- Take away player agency at one point or another, to represent them losing control. This is a neat idea, but a hard sell in a heroic D&D campaign with a long-standing main cast. Losing a character to stress is not very heroic.
- Are solid, but really different from D&D, requiring a lot of separate stats and rolls and saves.
There exist other systems that are more suited for D&D, such as Giffyglyph’s Dread or Sandy Petersen’s Dread/Madness. These either involve tracking a lot of things, or an Exhaustion-like table – which I never found really fun.
So, how do we keep it simple? Here’s what I did:
Stress & Scary Stuff
Hit Points can be considered an abstract representation of life force, health, endurance, luck, and will to live/fight.
Hence, psychological stress and damage can be represented as ‘psychic damage‘.
When facing intense, scary or stressful situations, the DM might call for a Stress Save. You can choose how you want to make it:
INT Save: Explain how you try to rationalize what you’re seeing.
WIS Save: Explain how your senses might have tricked you, or how the thing you are perceiving can be interpreted.
CHA Save: Explain how you lie to yourself, laugh it off, or pull yourself together.
On a failure, you take 1, 1d4, 1d6, 1d8 or 1d10 psychic damage, depending on the situation.
This type of damage cannot drop you below 1 HP. If it does bring you down to 1 HP, it means you are basically so stressed out, you can barely defend yourself.
That’s it, really.
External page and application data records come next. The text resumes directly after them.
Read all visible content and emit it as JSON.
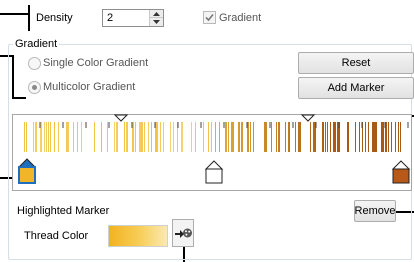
{
  "density": {
    "label": "Density",
    "value": "2"
  },
  "gradient_checkbox": {
    "label": "Gradient",
    "checked": true
  },
  "gradient_group": {
    "title": "Gradient"
  },
  "options": [
    {
      "label": "Single Color Gradient",
      "selected": false
    },
    {
      "label": "Multicolor Gradient",
      "selected": true
    }
  ],
  "buttons": {
    "reset": "Reset",
    "add_marker": "Add Marker",
    "remove": "Remove"
  },
  "highlighted": {
    "title": "Highlighted Marker",
    "thread_color_label": "Thread Color"
  },
  "icons": [
    "spin-up-icon",
    "spin-down-icon",
    "checkmark-icon",
    "radio-dot-icon",
    "top-marker-icon",
    "color-marker-icon",
    "color-picker-icon"
  ],
  "colors": {
    "gold": "#f0c040",
    "bronze": "#a85a14",
    "marker_blue": "#1e6fbf",
    "marker_gold": "#f0b528",
    "marker_bronze": "#b8591a"
  }
}
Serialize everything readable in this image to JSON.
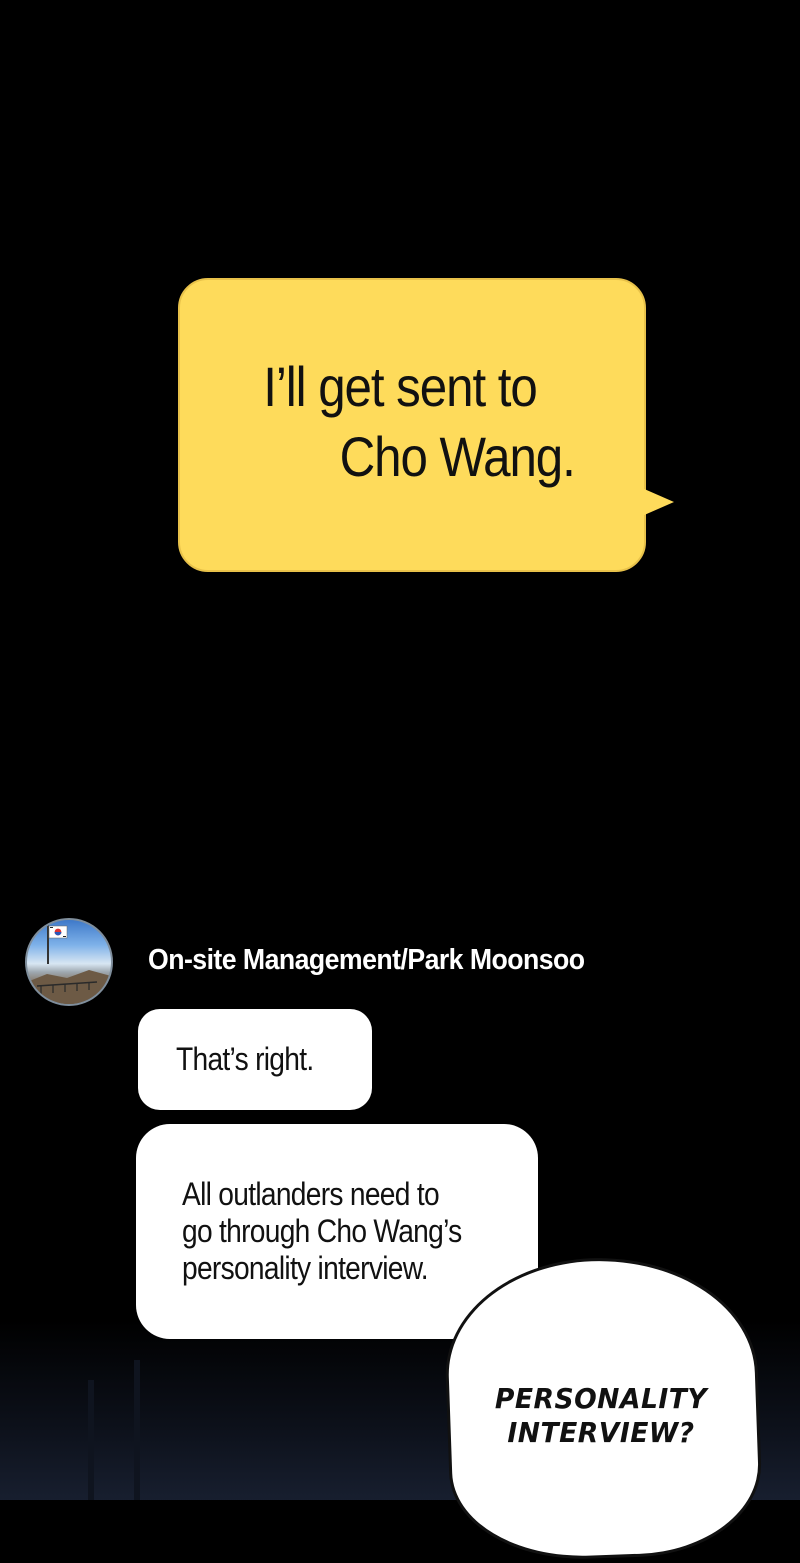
{
  "outgoing_message": {
    "line1": "I’ll get sent to",
    "line2": "Cho Wang."
  },
  "contact": {
    "name": "On-site Management/Park Moonsoo",
    "avatar": "flag-on-mountain-avatar"
  },
  "incoming_messages": [
    {
      "lines": [
        "That’s right."
      ]
    },
    {
      "lines": [
        "All outlanders need to",
        "go through Cho Wang’s",
        "personality interview."
      ]
    }
  ],
  "speech_balloon": {
    "lines": [
      "PERSONALITY",
      "INTERVIEW?"
    ]
  },
  "colors": {
    "background": "#000000",
    "outgoing_bubble": "#fedb5b",
    "incoming_bubble": "#ffffff",
    "contact_name": "#ffffff"
  }
}
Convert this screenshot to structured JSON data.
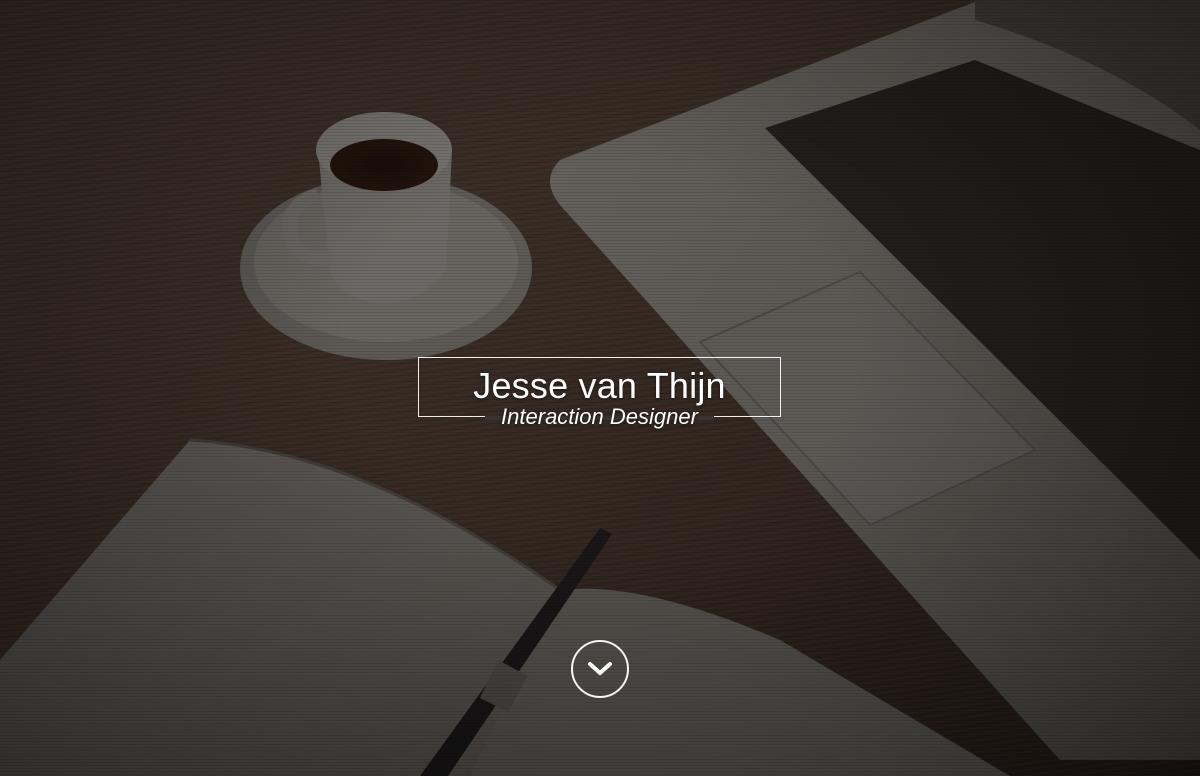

What do you think?
One thought on “Super Simple Stress/Horror Rules for D&D”
I like how different characters have the choice between these three ways to deal with their stress.
Plus, that’s an interesting use of the HP abstraction as an awareness of “how to avoid serious damages”, rather than the traditional videogame-like HP bar.